In an unreported opinion, the Maryland Court of Special Appeals held that the Circuit Court for Prince George’s County did not err in finding that a public safety officer, who was injured in an accident while driving his personal motor cycle to retrieve his cruiser before beginning his shift, was a compensable accidental injury under the Maryland Workers’ Compensation Act. Prince George’s County v. Zonn, 1514,SEPT.TERM,2017, 2018 WL 6721767, (Md. Ct. Spec. App. Dec. 21, 2018).
The claimant, a corporal with the Prince George’s County Police Department, was driving his personal motorcycle to retrieve his police cruiser before the start of his shift on July 11, 2016, when he was involved in an accident resulting in severe injuries.
The claimant was enrolled in the County’s Personal Car Program (PCP). The County’s PCP allowed officers who reside in Prince George’s County to take their police cruisers home, allowing them to travel between their residence and duty location. Officers who do not reside in the County were still permitted to participate in the PCP, but were required to park their patrol vehicles in a Department authorized location within County lines in between shifts. The latter applied to the claimant who was a resident of Anne Arundel County. Accordingly, he would park his cruiser at a church parking lot located in Bowie, Maryland, which was an authorized parking location in Prince George’s County. At the time of the accident, the claimant had been parking at the location for approximately five or six years, along with about eight other officers.
Following the accident, the claimant filed a claim with the Maryland Workers’ Compensation Commission. The County contested the claim and a hearing was held before the Commission on the issue of whether the claimant sustained an accidental injury arising out of an in the course of his employment.

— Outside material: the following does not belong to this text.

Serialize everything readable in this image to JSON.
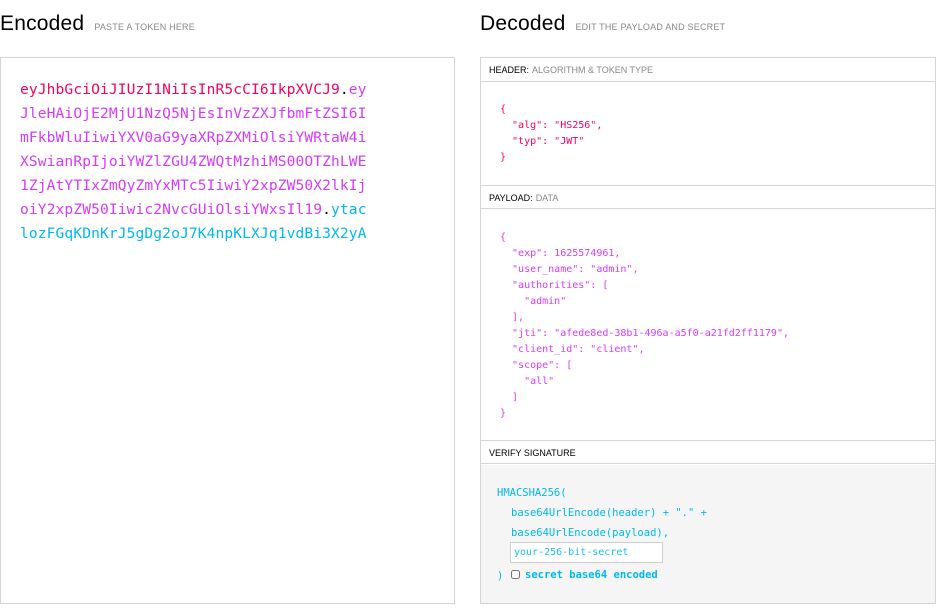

The Commission found that the claimant did not sustain an accidental injury arising out of an in the course of his employment and disallowed the claim.
The claimant appealed the Commission’s decision to the Circuit Court of Prince George’s County. At the conclusion of discovery, both parties moved for summary judgment. The Circuit Court granted judgment in favor of the claimant, thereby reversing the Commission’s decision. The County then petitioned the Court of Special Appeals for review of the Circuit Court’s Order.

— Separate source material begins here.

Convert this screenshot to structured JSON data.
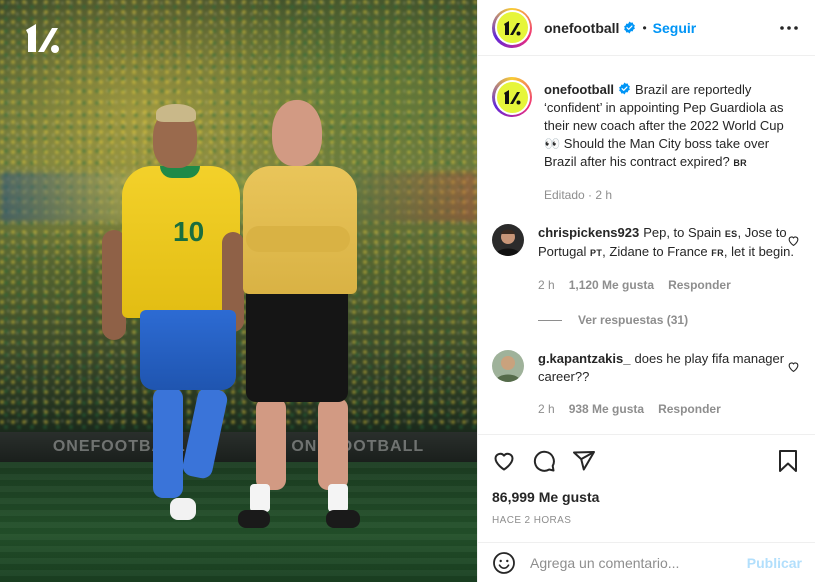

The issue before the Court of Special Appeals was whether the Circuit Court erred in finding that the claimant’s injuries arose out of and in the course of employment and were therefore compensable.
In Maryland, it is well-settled that injuries sustained by an employee during their ordinary, everyday travel to and from work do not arise out of an in the course of employment, and therefore, are not compensable under the Act. This is what is commonly referred to as the “going and coming rule.”
Under the Maryland Workers’ Compensation Act, an accidental injury must arise out of and in the course of employment. LE Section 9-101(b)(1). Maryland courts have adopted the positional-risk test in determining whether an injury arises out of employment. Under the positional-risk test, an injury arises out of employment if the injury would not have occurred had the job not required the employee to be in the place where the injury occurred.
In applying the positional-risk test, the Court of Special Appeals held that the claimant’s injuries did in fact arise out of his employment. In reaching this conclusion, the court relied heavily on the Maryland Court of Appeals decision in Roberts v. Montgomery Co.436 Md. 603 (2014), where the claimant, a firefighter, was injured in a motor vehicle accident after leaving the fire station on his way to a Department encouraged physical training. In Roberts, the court concluded that the going and coming rule did not apply because the claimant was in route from a work related activity to another work related activity, which made the travel incidental to his employment and compensable under the Act. In other words, “but for” the claimant’s travel between work related sites, he would not have been injured.
In Zonn, the County argued that the going and coming rule applied because the claimant was off duty when he was traveling from his home in Anne Arundel County to work in Prince George’s County when he was involved in the accident.
In rejecting the County’s argument, the Court of Special Appeals distinguished the case from a situation where an employee is simply traveling to and from work. Instead, under the positional-risk test, the court indicated that “but for” the Department’s requirement that the claimant retrieve his police cruiser prior to the start of his shift, he would not have traveled the route where the accident occurred.
In this unreported opinion, the Court of Special Appeals assures us that their decision will not alter the future application of the going and coming rule in cases where employees are traveling to and from work under their own authority. It only affirms what we already know – that in Maryland, if an employee is required by their employment to be where the injury occurs, it will generally be found compensable under the Act.